Due to modern medicine and longer life expectancies, people are facing a double challenge that’s increasingly common.
Due to modern medicine and longer life expectancies, people are facing the double challenge of saving for their own retirement while simultaneously becoming caretakers for their aging parents. This can be a stressful position for adult children, especially when you’re unaware of your parents’ financial situation and final wishes.
To help your parents and ease your own worry, start the conversation now about estate and healthcare planning. While these conversations can be difficult, they are imperative and may reduce the stress and unforeseen costs caused when a loved one becomes ill or unexpectedly passes away. The following guidelines and information may help you initiate and guide this difficult discussion.
1. Choose the right time and place. Starting the estate planning conversation just after finishing Thanksgiving turkey may not be a good idea. Give your parents advanced notice that you would like to talk about these issues and allow them time to prepare for the conversation. Offer to meet them alone or with your siblings. Also, choose a setting that is comfortable, such as a home or familiar restaurant. If appropriate, you may want to meet with your parents and a financial planning professional.
2. Know what to ask.

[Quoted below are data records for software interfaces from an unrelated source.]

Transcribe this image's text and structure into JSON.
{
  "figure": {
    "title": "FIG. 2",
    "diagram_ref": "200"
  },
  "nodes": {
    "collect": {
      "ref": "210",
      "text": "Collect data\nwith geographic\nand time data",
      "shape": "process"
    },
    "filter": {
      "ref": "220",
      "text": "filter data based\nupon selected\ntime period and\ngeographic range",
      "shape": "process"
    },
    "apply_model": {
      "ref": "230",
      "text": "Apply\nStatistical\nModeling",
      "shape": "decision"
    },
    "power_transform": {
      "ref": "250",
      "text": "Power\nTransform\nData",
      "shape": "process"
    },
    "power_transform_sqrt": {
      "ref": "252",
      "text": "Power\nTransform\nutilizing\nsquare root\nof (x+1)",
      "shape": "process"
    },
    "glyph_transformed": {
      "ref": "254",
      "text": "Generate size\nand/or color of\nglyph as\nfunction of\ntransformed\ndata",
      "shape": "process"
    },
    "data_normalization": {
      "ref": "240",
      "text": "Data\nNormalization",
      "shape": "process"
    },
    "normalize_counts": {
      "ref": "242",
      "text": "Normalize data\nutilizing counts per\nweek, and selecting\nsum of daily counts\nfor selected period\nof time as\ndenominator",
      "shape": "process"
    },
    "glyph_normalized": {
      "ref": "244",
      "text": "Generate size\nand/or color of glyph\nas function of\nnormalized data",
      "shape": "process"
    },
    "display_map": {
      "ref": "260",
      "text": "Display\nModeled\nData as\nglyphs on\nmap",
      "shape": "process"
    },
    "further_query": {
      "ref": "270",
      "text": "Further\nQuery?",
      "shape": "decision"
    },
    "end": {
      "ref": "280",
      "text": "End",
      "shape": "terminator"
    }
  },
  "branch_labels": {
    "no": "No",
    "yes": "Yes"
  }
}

Remember, there is information that you need and other information that you want. You need to know if your parents want life-saving measures in the case of a medical emergency, but you don’t necessarily need to know how your mother is dividing her heirloom jewelry. Start with questions about topics that affect both of your parents and you. Be prepared to explain the specifics of what is needed. For example, is there a plan if one or both of your parents become incapacitated? Do they have a directive that gives someone the authority to act on their behalf? What are their wishes, if any, for funeral arrangements? Do your parents have an attorney to ensure that the proper documents are in place?
3. Understand your estate planning needs. There are many different types of estate planning documents that can be useful for families, but the three most important are: a Durable Power of Attorney, a Health Care Directive or Living Will and a Last Will and Testament.
- Durable Power of Attorney—This document appoints an individual to act on another’s behalf and can be “springing,” which means it only goes into effect when the owner becomes incapacitated. Most attorneys and financial planners recommend you have separate powers of attorney for financial decisions and healthcare issues. The healthcare power of attorney will give a person or persons the ability to make healthcare decisions on another’s behalf.
- Health Care Directive or Living Will—This document gives medical professionals and others guidance as to the types of life-prolonging medical treatment a person may elect or deny and is critical if he or she has specific wishes.
- Last Will and Testament—This document names one or more persons to manage the estate and directs the distribution of the property after an individual passes away. It is helpful that these people know their role well in advance. Also, you may want to make sure that these individuals can still meet the desires of your parents even if needed 20 years from now.
Once these basic documents are in place (with periodic reviews scheduled to ensure they are up to date and still meet your parents’ wishes), you are off to a great start with the estate planning process, and hopefully, the weight has started to lift for both of you. However, if you are met with resistance or tension when it comes to these plans, you may want to stop the conversation and arrange a time to meet with a professional. If your parents have not done any planning, don’t try to solve the problem over lunch. Encourage and offer to schedule an appointment with an attorney or financial planner to work through this important process.
Matthew Starkey is president of KHC Wealth Management. He can be reached at 913-345-1881 or firstname.lastname@example.org. Check out KHC’s blog at kcfinancialplanning.com.